The life and some anecdotes of combat flying by pilot Emery A. Dietrick, provided by his son Michael Dietrick.
Lt. Emery Dietrick, with the initial contingent of pilots who went overseas to North Africa, flew 80 missions with the 87th FS. One thing he said about his tour was that he and the other pilots never flew over the same ground on the return flight from a mission, since the Germans were “hopping mad” and looking for revenge after being strafed and bombed by the P-40s. After his tour with the 87th FS ended in October 1943, Lt. Dietrick returned to the states and became a pilot instructor teaching fighter tactics. He requested and received permission to return to combat, ultimately flying an additional 21 missions supporting General Patton’s advance into Germany.
Although Emery didn’t talk too much about the war, he did mention two events in particular to Michael. He said that one time while strafing a retreating armored German train with the .50 caliber machine guns on his P-47, he was so intent on blowing it up and came so close that when it exploded he flew through the blast. He said on another occasion, immediately after Germany surrendered, he decided to take his P-47 on a sight-seeing flight over Berlin, where two Russian fighters fired warning shots at him. When asked by Michael what he then did, Emery replied, “I hit the deck and flew back to our lines” (after he cleared his 50 cal. guns in case they followed and tried to shoot him down).
Due to his love of flying, Emery Dietrick made a career of the U.S. Air Force. Initially stationed at Langley, VA, after the war, he saw combat during the Korean War as the Operations Officer at forward bases supporting General McArthur’s forces. After Korea he was stationed at Fuchu Air Base at Tokyo, and ultimately retired as a Lt. Colonel in 1960.
After retiring from the Air Force he received a degree in Engineering and worked for Westinghouse in Sunnyvale, CA, assisting with the Poseidon and Trident submarine-launched ballistic missile systems until he retired completely.
Emery Dietrick continued flying though his civilian pilot’s license, especially enjoying the Beech Bonanza. In 1979 he and his younger brother Gerald, who flew P-38 Lightning reconnaissance missions in the Pacific during WWII, formed Composite Aircraft Corp. to market and produce the Windecker Eagle, a single-engine, composite-material, business-class plane.

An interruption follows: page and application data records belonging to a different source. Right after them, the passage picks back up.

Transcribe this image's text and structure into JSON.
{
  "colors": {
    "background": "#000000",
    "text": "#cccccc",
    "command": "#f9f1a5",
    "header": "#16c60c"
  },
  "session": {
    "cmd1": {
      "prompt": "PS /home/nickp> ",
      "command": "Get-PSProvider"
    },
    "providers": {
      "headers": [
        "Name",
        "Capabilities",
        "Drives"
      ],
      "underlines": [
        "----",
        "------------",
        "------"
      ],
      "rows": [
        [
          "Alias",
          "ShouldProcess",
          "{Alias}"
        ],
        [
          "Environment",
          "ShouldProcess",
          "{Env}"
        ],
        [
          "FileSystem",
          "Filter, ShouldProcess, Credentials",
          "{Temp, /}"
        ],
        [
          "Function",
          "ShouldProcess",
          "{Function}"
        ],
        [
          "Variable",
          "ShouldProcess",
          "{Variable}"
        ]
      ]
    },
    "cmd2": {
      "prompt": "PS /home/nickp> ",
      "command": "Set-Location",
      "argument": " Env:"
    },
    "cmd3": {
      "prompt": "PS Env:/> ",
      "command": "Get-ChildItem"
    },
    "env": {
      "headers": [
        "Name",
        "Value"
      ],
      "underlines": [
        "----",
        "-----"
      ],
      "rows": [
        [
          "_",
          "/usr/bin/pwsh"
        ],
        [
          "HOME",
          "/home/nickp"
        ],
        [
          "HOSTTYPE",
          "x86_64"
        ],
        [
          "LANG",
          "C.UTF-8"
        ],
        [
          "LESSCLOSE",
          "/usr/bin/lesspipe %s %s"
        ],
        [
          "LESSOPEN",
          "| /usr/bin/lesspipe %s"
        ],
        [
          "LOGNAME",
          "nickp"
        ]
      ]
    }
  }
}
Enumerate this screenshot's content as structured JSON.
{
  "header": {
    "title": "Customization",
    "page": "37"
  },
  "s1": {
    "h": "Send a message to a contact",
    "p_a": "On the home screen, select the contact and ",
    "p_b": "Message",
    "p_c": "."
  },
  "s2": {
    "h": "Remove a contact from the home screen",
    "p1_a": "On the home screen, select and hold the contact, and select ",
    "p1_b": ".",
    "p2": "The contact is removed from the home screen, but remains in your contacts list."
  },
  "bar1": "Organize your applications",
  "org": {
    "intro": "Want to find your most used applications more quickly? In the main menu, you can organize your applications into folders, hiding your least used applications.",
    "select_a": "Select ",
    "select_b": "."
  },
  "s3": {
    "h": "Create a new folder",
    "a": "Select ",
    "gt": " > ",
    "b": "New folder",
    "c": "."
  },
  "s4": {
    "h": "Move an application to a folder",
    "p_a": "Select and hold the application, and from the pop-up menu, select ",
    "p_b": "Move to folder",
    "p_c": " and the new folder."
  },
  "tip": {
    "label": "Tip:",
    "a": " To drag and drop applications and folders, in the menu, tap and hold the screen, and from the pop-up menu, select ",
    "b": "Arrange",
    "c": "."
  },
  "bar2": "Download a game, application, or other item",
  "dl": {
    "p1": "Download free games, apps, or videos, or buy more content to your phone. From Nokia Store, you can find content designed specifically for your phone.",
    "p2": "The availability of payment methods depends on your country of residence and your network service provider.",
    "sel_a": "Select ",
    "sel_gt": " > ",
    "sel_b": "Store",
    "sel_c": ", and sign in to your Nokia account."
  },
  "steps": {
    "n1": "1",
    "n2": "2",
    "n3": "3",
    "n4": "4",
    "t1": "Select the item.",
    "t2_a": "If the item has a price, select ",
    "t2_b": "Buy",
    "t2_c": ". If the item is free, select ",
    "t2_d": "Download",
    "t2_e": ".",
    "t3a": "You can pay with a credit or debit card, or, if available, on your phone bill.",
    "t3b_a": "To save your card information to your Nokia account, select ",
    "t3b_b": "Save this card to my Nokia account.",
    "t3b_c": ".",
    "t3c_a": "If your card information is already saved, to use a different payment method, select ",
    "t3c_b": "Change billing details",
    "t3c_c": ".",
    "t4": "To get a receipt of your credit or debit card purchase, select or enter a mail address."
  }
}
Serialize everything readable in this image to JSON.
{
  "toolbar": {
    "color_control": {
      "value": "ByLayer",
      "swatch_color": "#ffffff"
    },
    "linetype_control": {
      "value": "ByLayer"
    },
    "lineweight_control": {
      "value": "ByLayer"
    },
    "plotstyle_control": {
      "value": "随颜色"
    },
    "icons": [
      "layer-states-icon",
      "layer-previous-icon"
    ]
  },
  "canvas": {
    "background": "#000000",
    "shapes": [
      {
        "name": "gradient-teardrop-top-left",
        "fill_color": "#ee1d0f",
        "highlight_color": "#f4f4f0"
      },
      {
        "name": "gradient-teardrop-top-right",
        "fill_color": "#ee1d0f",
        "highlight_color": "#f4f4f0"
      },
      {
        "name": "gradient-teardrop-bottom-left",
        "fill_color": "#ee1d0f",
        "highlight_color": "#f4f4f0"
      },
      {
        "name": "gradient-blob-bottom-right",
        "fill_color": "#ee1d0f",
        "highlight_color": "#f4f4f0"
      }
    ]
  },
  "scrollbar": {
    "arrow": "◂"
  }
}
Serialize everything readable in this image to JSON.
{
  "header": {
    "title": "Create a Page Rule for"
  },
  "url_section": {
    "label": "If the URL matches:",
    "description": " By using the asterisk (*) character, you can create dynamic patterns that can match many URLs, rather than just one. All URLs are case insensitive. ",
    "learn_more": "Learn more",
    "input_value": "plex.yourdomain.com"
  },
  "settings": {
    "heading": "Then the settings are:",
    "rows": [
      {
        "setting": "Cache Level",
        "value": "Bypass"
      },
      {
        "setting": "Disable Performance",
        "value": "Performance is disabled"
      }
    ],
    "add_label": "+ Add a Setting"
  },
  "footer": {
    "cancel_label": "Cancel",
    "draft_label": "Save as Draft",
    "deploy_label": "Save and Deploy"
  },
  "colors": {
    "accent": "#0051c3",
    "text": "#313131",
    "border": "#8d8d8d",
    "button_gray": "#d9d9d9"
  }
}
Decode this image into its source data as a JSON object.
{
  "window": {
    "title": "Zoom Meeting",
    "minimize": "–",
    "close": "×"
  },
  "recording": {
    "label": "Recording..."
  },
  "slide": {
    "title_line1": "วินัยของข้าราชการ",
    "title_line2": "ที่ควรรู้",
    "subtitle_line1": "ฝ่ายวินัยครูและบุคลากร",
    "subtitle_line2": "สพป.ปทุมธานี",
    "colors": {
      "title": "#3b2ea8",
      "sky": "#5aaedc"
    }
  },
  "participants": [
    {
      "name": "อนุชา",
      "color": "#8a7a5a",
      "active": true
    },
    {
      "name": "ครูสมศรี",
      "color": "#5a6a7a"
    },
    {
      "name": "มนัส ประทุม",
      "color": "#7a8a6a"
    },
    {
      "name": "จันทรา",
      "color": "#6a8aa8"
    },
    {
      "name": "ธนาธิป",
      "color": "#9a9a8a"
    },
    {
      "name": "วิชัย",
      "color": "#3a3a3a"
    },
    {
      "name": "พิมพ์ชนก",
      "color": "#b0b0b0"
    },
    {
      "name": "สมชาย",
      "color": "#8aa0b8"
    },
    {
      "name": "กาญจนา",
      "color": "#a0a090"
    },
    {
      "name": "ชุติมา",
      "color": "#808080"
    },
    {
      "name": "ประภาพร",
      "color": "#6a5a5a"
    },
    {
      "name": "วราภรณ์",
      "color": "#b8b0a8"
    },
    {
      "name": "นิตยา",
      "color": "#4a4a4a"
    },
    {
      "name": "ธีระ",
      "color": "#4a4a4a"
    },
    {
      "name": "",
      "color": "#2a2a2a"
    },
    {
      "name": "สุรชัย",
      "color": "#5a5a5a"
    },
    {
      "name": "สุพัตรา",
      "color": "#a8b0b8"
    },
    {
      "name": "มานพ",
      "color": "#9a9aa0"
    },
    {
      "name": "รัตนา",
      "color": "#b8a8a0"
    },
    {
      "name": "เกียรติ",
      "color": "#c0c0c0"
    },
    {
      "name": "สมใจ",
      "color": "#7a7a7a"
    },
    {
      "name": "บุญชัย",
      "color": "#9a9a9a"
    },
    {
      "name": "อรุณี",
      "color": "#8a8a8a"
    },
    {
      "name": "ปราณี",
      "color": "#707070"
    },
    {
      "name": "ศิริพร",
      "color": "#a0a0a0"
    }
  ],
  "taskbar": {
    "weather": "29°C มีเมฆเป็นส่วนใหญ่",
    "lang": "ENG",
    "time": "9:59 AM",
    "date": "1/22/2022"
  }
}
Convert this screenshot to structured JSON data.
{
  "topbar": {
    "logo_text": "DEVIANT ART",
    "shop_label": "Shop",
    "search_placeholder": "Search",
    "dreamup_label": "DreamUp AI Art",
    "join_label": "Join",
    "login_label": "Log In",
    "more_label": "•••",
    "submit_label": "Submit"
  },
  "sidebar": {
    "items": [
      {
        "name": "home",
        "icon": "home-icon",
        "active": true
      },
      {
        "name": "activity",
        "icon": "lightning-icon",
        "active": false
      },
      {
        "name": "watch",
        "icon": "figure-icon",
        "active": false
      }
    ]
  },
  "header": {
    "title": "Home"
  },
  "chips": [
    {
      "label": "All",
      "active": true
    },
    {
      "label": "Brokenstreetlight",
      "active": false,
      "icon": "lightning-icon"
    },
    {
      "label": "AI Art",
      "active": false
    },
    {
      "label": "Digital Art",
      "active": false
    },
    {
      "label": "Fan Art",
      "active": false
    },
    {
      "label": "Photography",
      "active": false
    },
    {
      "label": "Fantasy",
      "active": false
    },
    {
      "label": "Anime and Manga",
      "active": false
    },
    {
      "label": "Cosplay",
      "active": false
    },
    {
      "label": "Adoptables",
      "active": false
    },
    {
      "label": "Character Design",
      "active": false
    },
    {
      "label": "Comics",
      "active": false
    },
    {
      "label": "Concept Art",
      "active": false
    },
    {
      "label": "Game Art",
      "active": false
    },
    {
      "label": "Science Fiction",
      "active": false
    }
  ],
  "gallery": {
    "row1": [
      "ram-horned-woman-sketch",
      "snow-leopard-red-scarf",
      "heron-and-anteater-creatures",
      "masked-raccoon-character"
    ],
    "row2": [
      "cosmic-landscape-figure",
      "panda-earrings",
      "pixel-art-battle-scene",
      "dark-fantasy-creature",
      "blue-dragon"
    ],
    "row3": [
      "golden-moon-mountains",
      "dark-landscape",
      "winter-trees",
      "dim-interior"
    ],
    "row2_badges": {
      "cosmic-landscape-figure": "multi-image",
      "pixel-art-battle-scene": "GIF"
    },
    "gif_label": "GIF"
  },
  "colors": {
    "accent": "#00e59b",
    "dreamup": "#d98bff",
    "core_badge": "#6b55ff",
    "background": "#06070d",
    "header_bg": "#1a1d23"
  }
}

Besides flying, Emery enjoyed fishing offshore at Half Moon Bay, CA, and skiing with his grandchildren in the Sierra Mountains.
Emery Dietrick passed away in 1999 and, along with his wife Marjorie, is buried at Arlington National Cemetery.